I first encountered this with a new liquid nitrogen ice cream shop in my area, and ran into it later with a sewing machine sales and repair shop I found in the dead tree edition of my Yellow Pages (stop laughing!). Both of these businesses built only Facebook pages to keep their customers informed of classes and events and such. That’s great as far as it goes, but it’s not quite enough if they want to build a lasting web presence.
Like Stoney deGeyter, I’m convinced that search engine optimization still matters, even though social media seems to be the dominant force today. There are tons of reasons for this, and if you’re thinking about building just a Facebook page or a Blogger blog (or even both) rather than your own website for your business, you may want to rethink that idea. There are certain things you can do with your own website that you just can’t do when you’re beholden to someone else.
That may sound like a strange way to phrase it, but in fact, if you’re using social media exclusively and don’t own your own website, it’s accurate. Do you remember MySpace? Consider what would have happened if you’d built a presence there, and watched everyone move to Facebook. If you figure you’ll just move everything over, well, you might run into some trouble. It’s the same kind of trouble Facebook users are running into when they try to move their content and contacts from there to Google Plus. Facebook isn’t exactly being helpful about it.
Individual social sites ride a wave of popularity until the next great social site comes along. Google+ may supplant Facebook…or it might not. Or something else might come along that beats them both. It’s too early to tell.

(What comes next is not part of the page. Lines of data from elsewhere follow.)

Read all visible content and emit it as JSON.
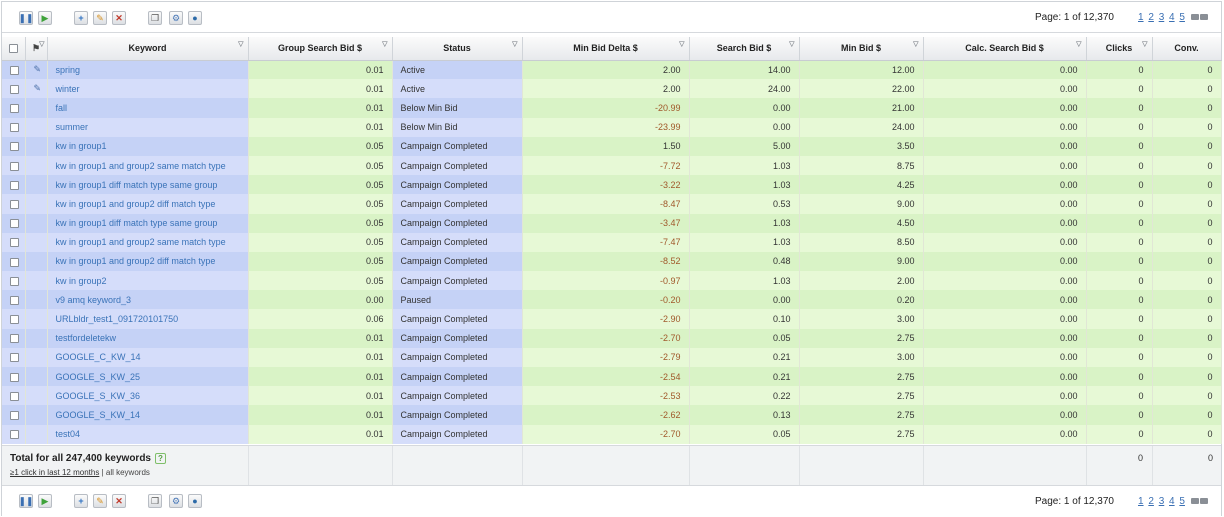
{
  "toolbar": {
    "page_info": "Page: 1 of 12,370",
    "page_links": [
      "1",
      "2",
      "3",
      "4",
      "5"
    ],
    "icons": {
      "pause": "pause-icon",
      "play": "play-icon",
      "add": "plus-icon",
      "edit": "pencil-icon",
      "delete": "x-icon",
      "copy": "copy-icon",
      "settings": "gear-icon",
      "globe": "globe-icon"
    }
  },
  "columns": {
    "keyword": "Keyword",
    "group_bid": "Group Search Bid $",
    "status": "Status",
    "min_delta": "Min Bid Delta $",
    "search_bid": "Search Bid $",
    "min_bid": "Min Bid $",
    "calc_bid": "Calc. Search Bid $",
    "clicks": "Clicks",
    "conv": "Conv."
  },
  "rows": [
    {
      "keyword": "spring",
      "group_bid": "0.01",
      "status": "Active",
      "min_delta": "2.00",
      "search_bid": "14.00",
      "min_bid": "12.00",
      "calc_bid": "0.00",
      "clicks": "0",
      "conv": "0",
      "pin": true
    },
    {
      "keyword": "winter",
      "group_bid": "0.01",
      "status": "Active",
      "min_delta": "2.00",
      "search_bid": "24.00",
      "min_bid": "22.00",
      "calc_bid": "0.00",
      "clicks": "0",
      "conv": "0",
      "pin": true
    },
    {
      "keyword": "fall",
      "group_bid": "0.01",
      "status": "Below Min Bid",
      "min_delta": "-20.99",
      "search_bid": "0.00",
      "min_bid": "21.00",
      "calc_bid": "0.00",
      "clicks": "0",
      "conv": "0",
      "pin": false
    },
    {
      "keyword": "summer",
      "group_bid": "0.01",
      "status": "Below Min Bid",
      "min_delta": "-23.99",
      "search_bid": "0.00",
      "min_bid": "24.00",
      "calc_bid": "0.00",
      "clicks": "0",
      "conv": "0",
      "pin": false
    },
    {
      "keyword": "kw in group1",
      "group_bid": "0.05",
      "status": "Campaign Completed",
      "min_delta": "1.50",
      "search_bid": "5.00",
      "min_bid": "3.50",
      "calc_bid": "0.00",
      "clicks": "0",
      "conv": "0",
      "pin": false
    },
    {
      "keyword": "kw in group1 and group2 same match type",
      "group_bid": "0.05",
      "status": "Campaign Completed",
      "min_delta": "-7.72",
      "search_bid": "1.03",
      "min_bid": "8.75",
      "calc_bid": "0.00",
      "clicks": "0",
      "conv": "0",
      "pin": false
    },
    {
      "keyword": "kw in group1 diff match type same group",
      "group_bid": "0.05",
      "status": "Campaign Completed",
      "min_delta": "-3.22",
      "search_bid": "1.03",
      "min_bid": "4.25",
      "calc_bid": "0.00",
      "clicks": "0",
      "conv": "0",
      "pin": false
    },
    {
      "keyword": "kw in group1 and group2 diff match type",
      "group_bid": "0.05",
      "status": "Campaign Completed",
      "min_delta": "-8.47",
      "search_bid": "0.53",
      "min_bid": "9.00",
      "calc_bid": "0.00",
      "clicks": "0",
      "conv": "0",
      "pin": false
    },
    {
      "keyword": "kw in group1 diff match type same group",
      "group_bid": "0.05",
      "status": "Campaign Completed",
      "min_delta": "-3.47",
      "search_bid": "1.03",
      "min_bid": "4.50",
      "calc_bid": "0.00",
      "clicks": "0",
      "conv": "0",
      "pin": false
    },
    {
      "keyword": "kw in group1 and group2 same match type",
      "group_bid": "0.05",
      "status": "Campaign Completed",
      "min_delta": "-7.47",
      "search_bid": "1.03",
      "min_bid": "8.50",
      "calc_bid": "0.00",
      "clicks": "0",
      "conv": "0",
      "pin": false
    },
    {
      "keyword": "kw in group1 and group2 diff match type",
      "group_bid": "0.05",
      "status": "Campaign Completed",
      "min_delta": "-8.52",
      "search_bid": "0.48",
      "min_bid": "9.00",
      "calc_bid": "0.00",
      "clicks": "0",
      "conv": "0",
      "pin": false
    },
    {
      "keyword": "kw in group2",
      "group_bid": "0.05",
      "status": "Campaign Completed",
      "min_delta": "-0.97",
      "search_bid": "1.03",
      "min_bid": "2.00",
      "calc_bid": "0.00",
      "clicks": "0",
      "conv": "0",
      "pin": false
    },
    {
      "keyword": "v9 amq keyword_3",
      "group_bid": "0.00",
      "status": "Paused",
      "min_delta": "-0.20",
      "search_bid": "0.00",
      "min_bid": "0.20",
      "calc_bid": "0.00",
      "clicks": "0",
      "conv": "0",
      "pin": false
    },
    {
      "keyword": "URLbldr_test1_091720101750",
      "group_bid": "0.06",
      "status": "Campaign Completed",
      "min_delta": "-2.90",
      "search_bid": "0.10",
      "min_bid": "3.00",
      "calc_bid": "0.00",
      "clicks": "0",
      "conv": "0",
      "pin": false
    },
    {
      "keyword": "testfordeletekw",
      "group_bid": "0.01",
      "status": "Campaign Completed",
      "min_delta": "-2.70",
      "search_bid": "0.05",
      "min_bid": "2.75",
      "calc_bid": "0.00",
      "clicks": "0",
      "conv": "0",
      "pin": false
    },
    {
      "keyword": "GOOGLE_C_KW_14",
      "group_bid": "0.01",
      "status": "Campaign Completed",
      "min_delta": "-2.79",
      "search_bid": "0.21",
      "min_bid": "3.00",
      "calc_bid": "0.00",
      "clicks": "0",
      "conv": "0",
      "pin": false
    },
    {
      "keyword": "GOOGLE_S_KW_25",
      "group_bid": "0.01",
      "status": "Campaign Completed",
      "min_delta": "-2.54",
      "search_bid": "0.21",
      "min_bid": "2.75",
      "calc_bid": "0.00",
      "clicks": "0",
      "conv": "0",
      "pin": false
    },
    {
      "keyword": "GOOGLE_S_KW_36",
      "group_bid": "0.01",
      "status": "Campaign Completed",
      "min_delta": "-2.53",
      "search_bid": "0.22",
      "min_bid": "2.75",
      "calc_bid": "0.00",
      "clicks": "0",
      "conv": "0",
      "pin": false
    },
    {
      "keyword": "GOOGLE_S_KW_14",
      "group_bid": "0.01",
      "status": "Campaign Completed",
      "min_delta": "-2.62",
      "search_bid": "0.13",
      "min_bid": "2.75",
      "calc_bid": "0.00",
      "clicks": "0",
      "conv": "0",
      "pin": false
    },
    {
      "keyword": "test04",
      "group_bid": "0.01",
      "status": "Campaign Completed",
      "min_delta": "-2.70",
      "search_bid": "0.05",
      "min_bid": "2.75",
      "calc_bid": "0.00",
      "clicks": "0",
      "conv": "0",
      "pin": false
    }
  ],
  "totals": {
    "title": "Total for all 247,400 keywords",
    "help": "?",
    "filter_active": "≥1 click in last 12 months",
    "filter_separator": "|",
    "filter_other": "all keywords",
    "clicks": "0",
    "conv": "0"
  },
  "colors": {
    "blue_col": "#c5d2f6",
    "green_col": "#d9f3c6",
    "link": "#3a73b8",
    "negative": "#a0582a"
  }
}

Who will see your content on a social site that no one is using anymore?
If you’ve created your own website, you own your content. If you experience problems with your web host, you can take your site elsewhere. (Making sure you back everything up in case you need to do this goes without saying). You’re at nobody’s mercy but your own. As deGeyter points out, “This means the SEO you do for your site is also yours. All that work, effort and money invested is yours to keep for as long as you keep your site hosted.”
Owning your own website and performing SEO on it also helps to get you in front of searchers when they need to use your services. You can laugh at my looking for a sewing machine repair shop in the hard version of the Yellow Pages, but I just looked up “sewing machine repair” on Google, and the place I used did not come up on the first page of results. They’re on Facebook, sure, but their Facebook page didn’t show up in my search, and they don’t have a Google Places listing.
If I had searched exclusively online, I would have given my business to one of their competitors – and they would have lost out on a $130+ sale when it turned out that my machine couldn’t be repaired. As deGeyter explains, “SEO gets you in front of people who don’t already know where to get what you offer. That’s why they go to search engines.”
Another factor you should consider is that it’s much easier to convert a visitor when they’re on your website than when they’re on a Facebook page. I won’t deny that Facebook pages and other social media are great for building long-term relationships and alerting followers to events, discounts, and other useful news. But you can’t really use your Facebook page to provide in-depth information on your products and services. A properly-built website contains this information, giving the user the option to browse, do their research, and come to their own decision.
And if you’ve properly optimized your website, it’s even better than that. “One of the beautiful things about SEO is that you can also drive each searcher to the most relevant page on your site, based on the query,” deGeyter notes. It’s much easier to show a searcher you can give them exactly what they’re looking for if you’re guiding them to a relevant page on your website than if you’re trying to guide them to a Facebook page.
You can fit more relevant information about your products and services on a collection of dedicated website pages than you can in even the most complete of blogs. You can make this information easier to find than it would be on a blog, and you can set up your site so that visitors can quickly complete a purchase. Many social sites don’t have this capacity – and if they do, they take a cut of your selling price for themselves.
There are more reasons you should build your own website and perform SEO on it rather than depend exclusively on social media, but I’ll leave you with one likely to keep you awake at night. Your competition is already doing it. Don’t believe me? Go back up a few paragraphs to where I explained what I found when I looked for “sewing machine repair” in Google. Seven shops showed up in Google Places, and five of them maintain their own, separate websites. I can say with certainty that if I had not used my handy hard copy Yellow Pages, I would have called up and gone to one of those five, based on what I saw on their websites. Weigh the time and expense of building your own website for SEO against lost sales, and I think you’ll see the value of search engine optimization. Good luck!